= Task goal =
Check each line below for the word "watermark". Then give only how many lines have it.
*** Begin section ***
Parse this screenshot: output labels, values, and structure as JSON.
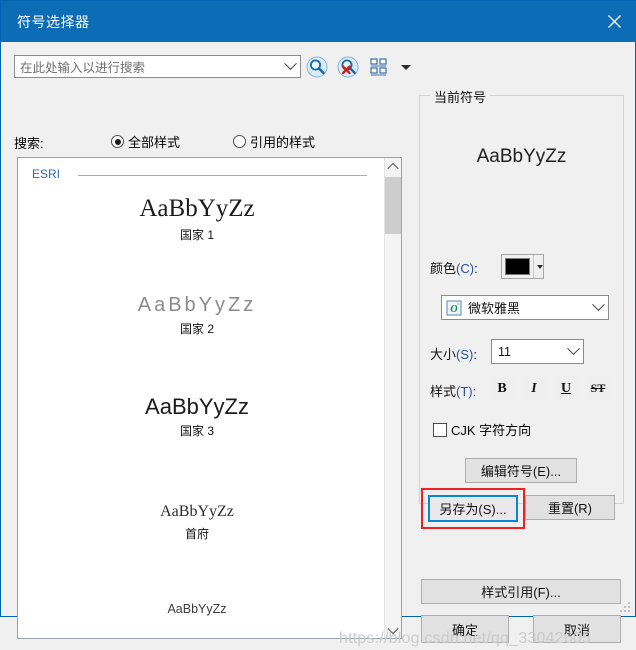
{
  "window": {
    "title": "符号选择器",
    "close_icon": "close-icon",
    "titlebar_color": "#0c6cb5"
  },
  "search": {
    "placeholder": "在此处输入以进行搜索",
    "dropdown_icon": "chevron-down-icon",
    "tools": [
      {
        "name": "search-icon",
        "label": "搜索"
      },
      {
        "name": "clear-search-icon",
        "label": "清除搜索"
      },
      {
        "name": "view-mode-icon",
        "label": "视图"
      },
      {
        "name": "view-mode-dropdown-icon",
        "label": "更多"
      }
    ],
    "scope_label": "搜索:",
    "options": [
      {
        "label": "全部样式",
        "selected": true
      },
      {
        "label": "引用的样式",
        "selected": false
      }
    ]
  },
  "symbol_list": {
    "group_name": "ESRI",
    "items": [
      {
        "sample": "AaBbYyZz",
        "name": "国家 1"
      },
      {
        "sample": "AaBbYyZz",
        "name": "国家 2"
      },
      {
        "sample": "AaBbYyZz",
        "name": "国家 3"
      },
      {
        "sample": "AaBbYyZz",
        "name": "首府"
      },
      {
        "sample": "AaBbYyZz",
        "name": ""
      }
    ],
    "scroll": {
      "up_icon": "chevron-up-icon",
      "down_icon": "chevron-down-icon"
    }
  },
  "current_symbol": {
    "group_title": "当前符号",
    "preview_text": "AaBbYyZz",
    "color_label": "颜色(C):",
    "color_value": "#000000",
    "color_dropdown_icon": "chevron-down-icon",
    "font_icon": "opentype-font-icon",
    "font_value": "微软雅黑",
    "font_dropdown_icon": "chevron-down-icon",
    "size_label": "大小(S):",
    "size_value": "11",
    "size_dropdown_icon": "chevron-down-icon",
    "style_label": "样式(T):",
    "style_buttons": [
      {
        "name": "bold-button",
        "label": "B"
      },
      {
        "name": "italic-button",
        "label": "I"
      },
      {
        "name": "underline-button",
        "label": "U"
      },
      {
        "name": "strikethrough-button",
        "label": "ST"
      }
    ],
    "cjk_label": "CJK 字符方向",
    "cjk_checked": false,
    "edit_symbol_label": "编辑符号(E)...",
    "save_as_label": "另存为(S)...",
    "reset_label": "重置(R)",
    "highlight_color": "#ee2222"
  },
  "footer": {
    "style_ref_label": "样式引用(F)...",
    "ok_label": "确定",
    "cancel_label": "取消"
  },
  "watermark": "https://blog.csdn.net/qq_33042605"
}
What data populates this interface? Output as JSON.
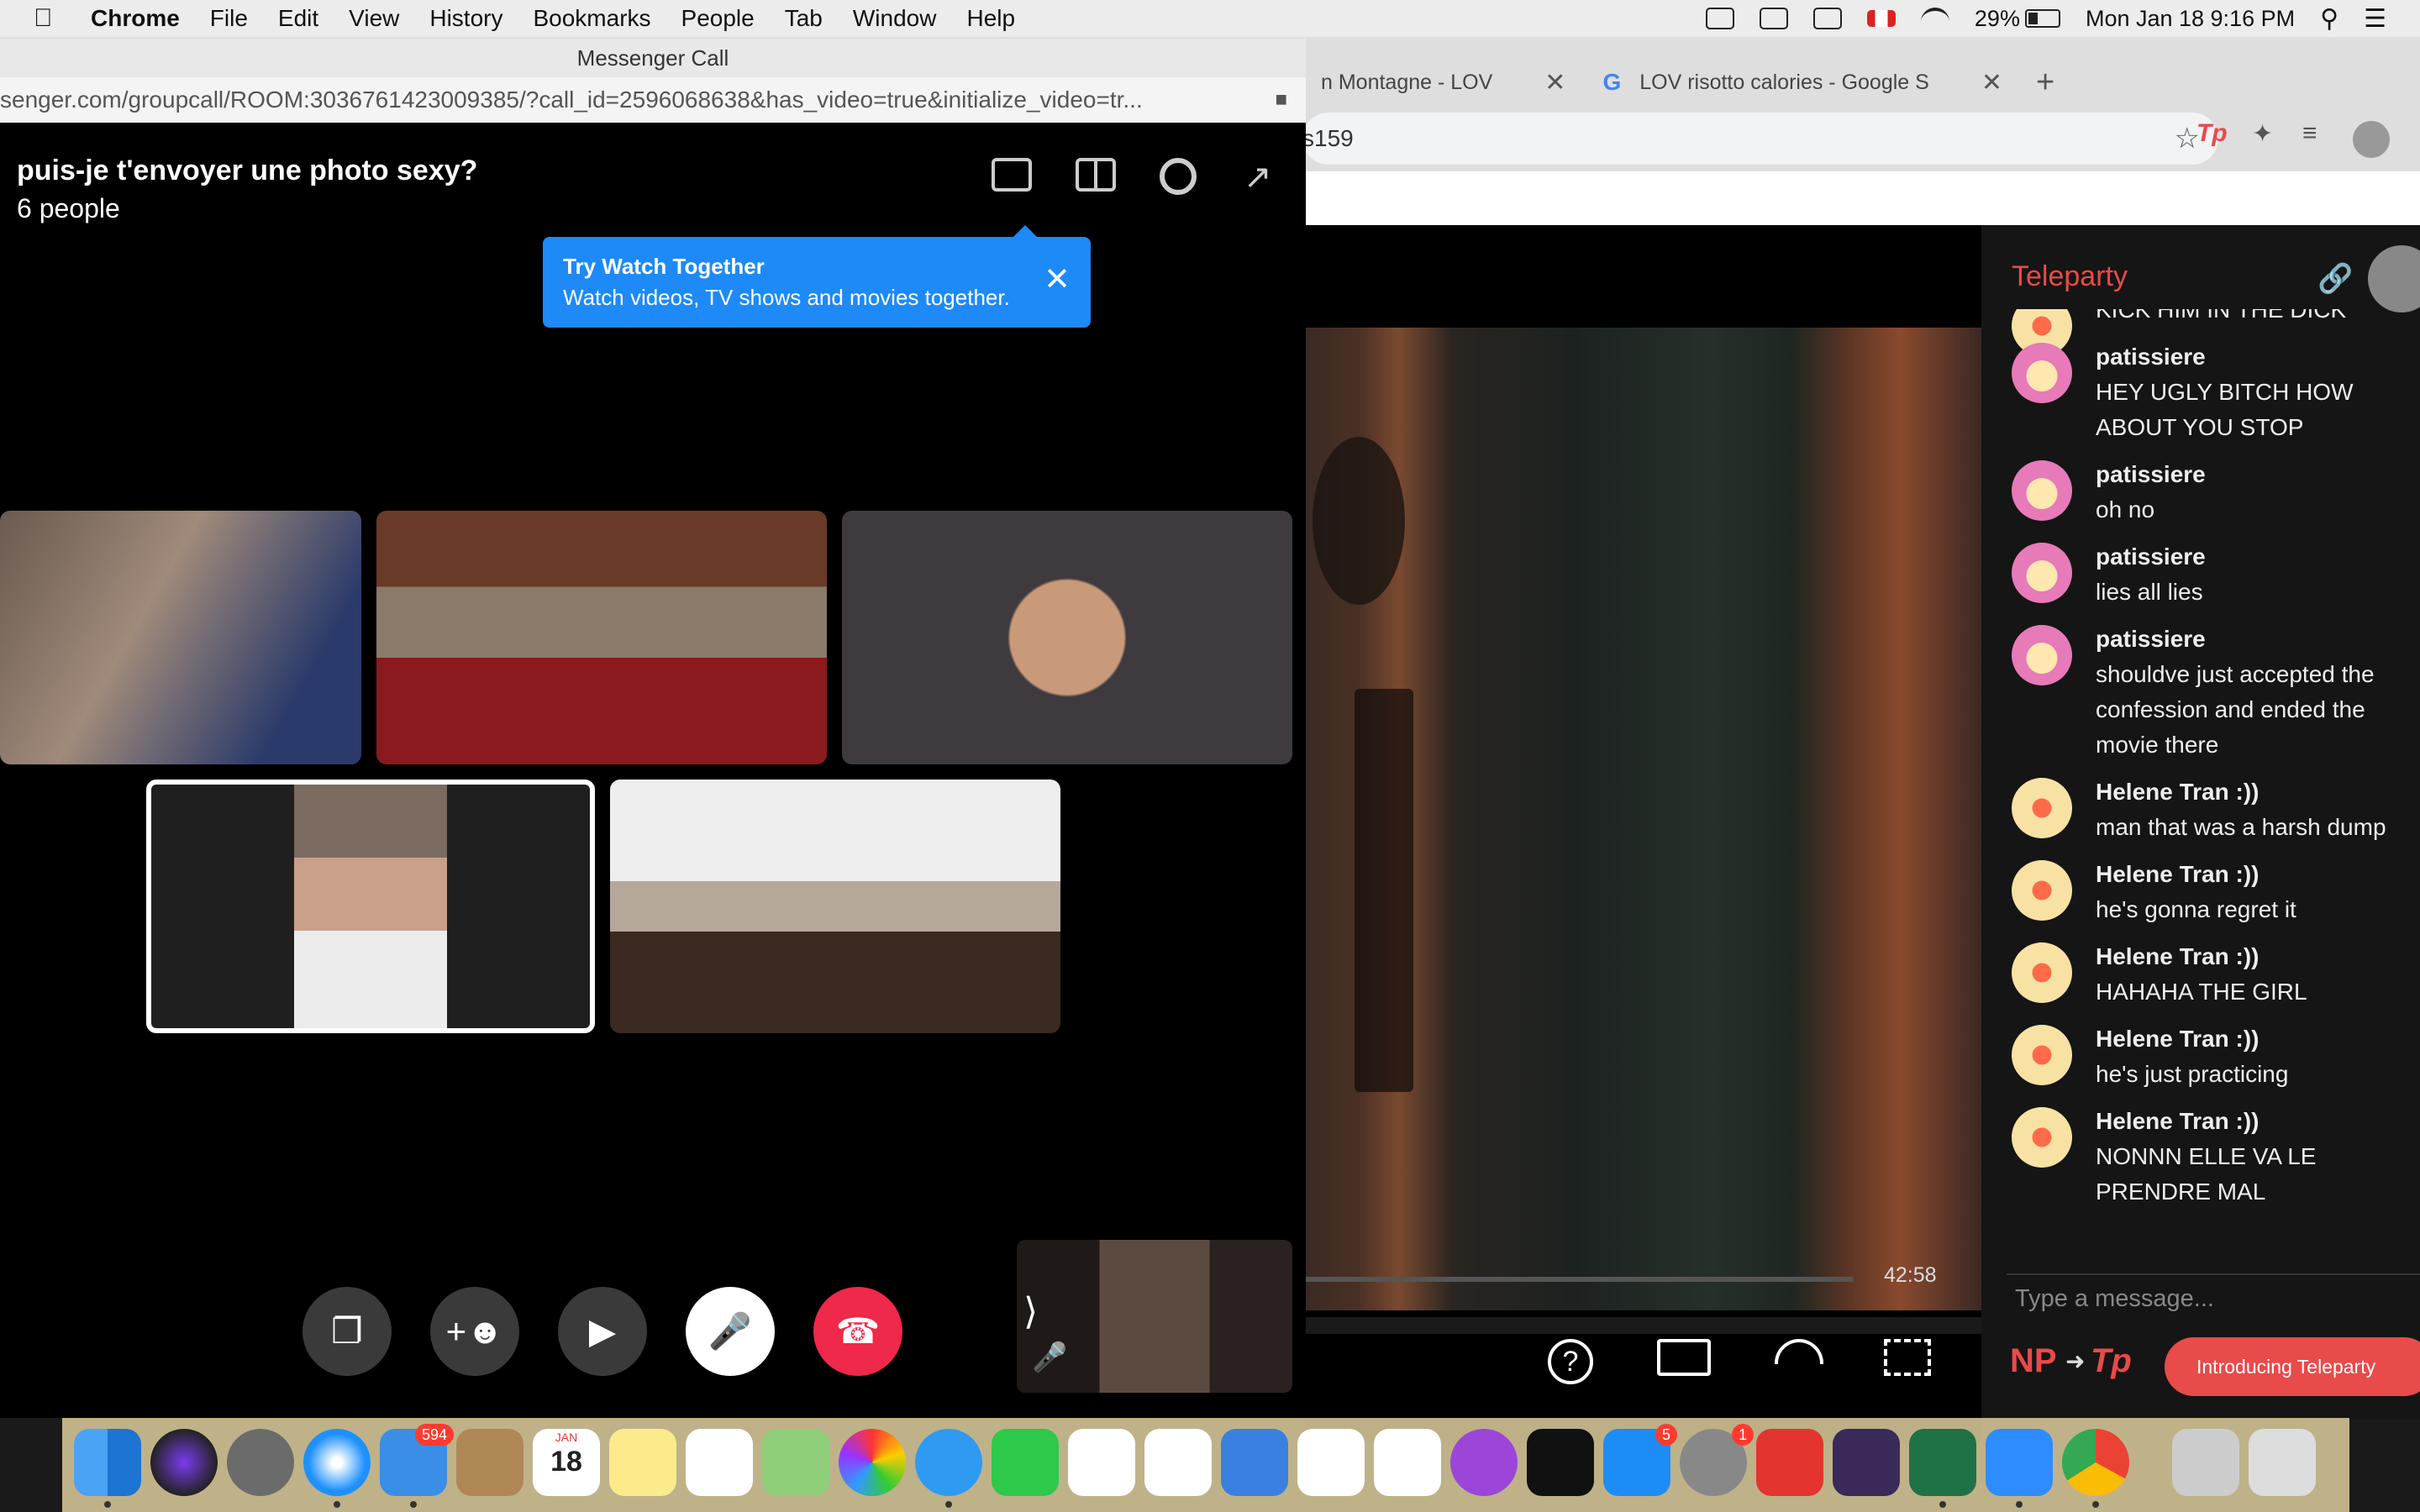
{
  "menubar": {
    "app_name": "Chrome",
    "items": [
      "File",
      "Edit",
      "View",
      "History",
      "Bookmarks",
      "People",
      "Tab",
      "Window",
      "Help"
    ],
    "battery": "29%",
    "datetime": "Mon Jan 18  9:16 PM"
  },
  "chrome": {
    "tab1_title": "n Montagne - LOV",
    "tab2_title": "LOV risotto calories - Google S",
    "tab2_favicon": "G",
    "url_fragment": "s159"
  },
  "player": {
    "time_remaining": "42:58",
    "progress_fraction": 0.0
  },
  "teleparty": {
    "title": "Teleparty",
    "input_placeholder": "Type a message...",
    "np_label": "NP",
    "tp_label": "Tp",
    "intro_button": "Introducing Teleparty",
    "messages": [
      {
        "name": "",
        "text": "KICK HIM IN THE DICK",
        "avatar": "yellow"
      },
      {
        "name": "patissiere",
        "text": "HEY UGLY BITCH HOW ABOUT YOU STOP",
        "avatar": "pink"
      },
      {
        "name": "patissiere",
        "text": "oh no",
        "avatar": "pink"
      },
      {
        "name": "patissiere",
        "text": "lies all lies",
        "avatar": "pink"
      },
      {
        "name": "patissiere",
        "text": "shouldve just accepted the confession and ended the movie there",
        "avatar": "pink"
      },
      {
        "name": "Helene Tran :))",
        "text": "man that was a harsh dump",
        "avatar": "yellow"
      },
      {
        "name": "Helene Tran :))",
        "text": "he's gonna regret it",
        "avatar": "yellow"
      },
      {
        "name": "Helene Tran :))",
        "text": "HAHAHA THE GIRL",
        "avatar": "yellow"
      },
      {
        "name": "Helene Tran :))",
        "text": "he's just practicing",
        "avatar": "yellow"
      },
      {
        "name": "Helene Tran :))",
        "text": "NONNN ELLE VA LE PRENDRE MAL",
        "avatar": "yellow"
      }
    ]
  },
  "messenger": {
    "window_title": "Messenger Call",
    "url": "senger.com/groupcall/ROOM:3036761423009385/?call_id=2596068638&has_video=true&initialize_video=tr...",
    "call_title": "puis-je t'envoyer une photo sexy?",
    "participants": "6 people",
    "tooltip_title": "Try Watch Together",
    "tooltip_body": "Watch videos, TV shows and movies together."
  },
  "dock": {
    "mail_badge": "594",
    "calendar_month": "JAN",
    "calendar_day": "18",
    "appstore_badge": "5",
    "prefs_badge": "1"
  },
  "colors": {
    "teleparty_red": "#e94a4a",
    "messenger_blue": "#1d8af7",
    "end_call_red": "#f02849"
  }
}
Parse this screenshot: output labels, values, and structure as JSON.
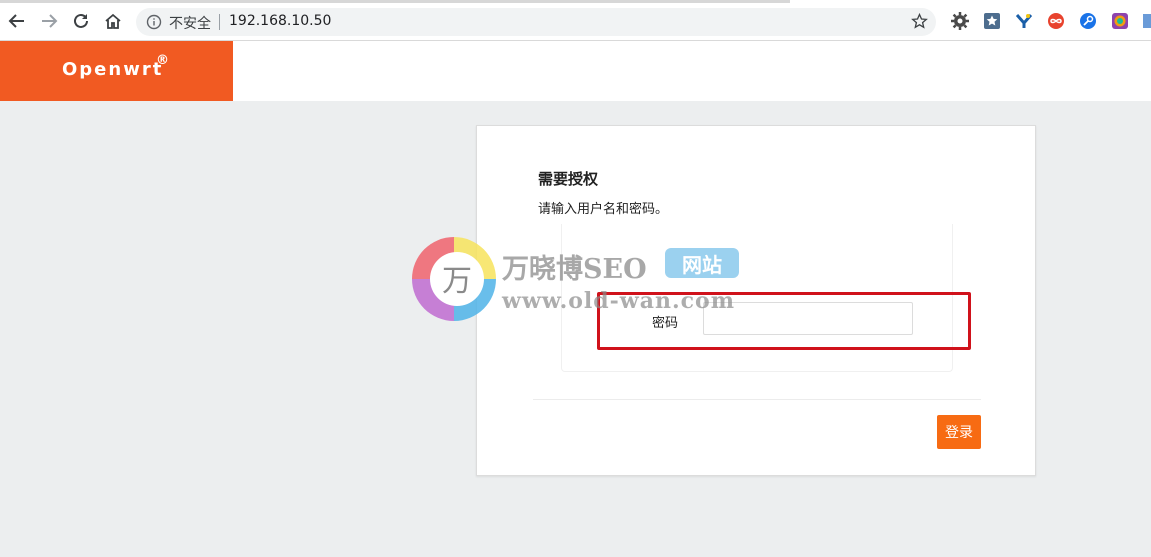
{
  "browser": {
    "security_label": "不安全",
    "url": "192.168.10.50"
  },
  "brand": {
    "name": "Openwrt",
    "reg": "®",
    "accent": "#f15a22"
  },
  "login": {
    "title": "需要授权",
    "subtitle": "请输入用户名和密码。",
    "password_label": "密码",
    "password_value": "",
    "submit_label": "登录",
    "button_color": "#f76b13"
  },
  "annotation": {
    "color": "#d0121b"
  },
  "watermark": {
    "logo_char": "万",
    "brand": "万晓博SEO",
    "badge": "网站",
    "url": "www.old-wan.com"
  }
}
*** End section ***
= Answer space =
2